Exercise directions: Look for the string "title" in the data below, and copy each line that holds it.

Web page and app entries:
=======
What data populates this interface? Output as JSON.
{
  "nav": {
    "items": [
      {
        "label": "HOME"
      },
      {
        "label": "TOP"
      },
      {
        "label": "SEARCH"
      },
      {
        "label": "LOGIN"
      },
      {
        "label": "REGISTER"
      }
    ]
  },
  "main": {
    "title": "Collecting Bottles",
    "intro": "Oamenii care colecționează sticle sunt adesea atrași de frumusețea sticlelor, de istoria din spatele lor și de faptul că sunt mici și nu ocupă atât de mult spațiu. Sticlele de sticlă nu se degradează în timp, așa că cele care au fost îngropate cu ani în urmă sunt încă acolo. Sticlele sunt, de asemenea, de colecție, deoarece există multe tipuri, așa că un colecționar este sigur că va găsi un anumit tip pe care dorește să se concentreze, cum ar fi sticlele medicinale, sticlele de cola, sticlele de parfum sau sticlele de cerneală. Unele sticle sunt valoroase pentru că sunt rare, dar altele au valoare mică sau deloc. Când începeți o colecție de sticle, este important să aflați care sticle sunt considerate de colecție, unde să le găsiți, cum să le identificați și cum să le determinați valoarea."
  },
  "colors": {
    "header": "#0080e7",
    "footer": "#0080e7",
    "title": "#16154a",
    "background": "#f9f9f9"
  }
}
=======
Exercise response:
    "title": "Collecting Bottles",
    "title": "#16154a",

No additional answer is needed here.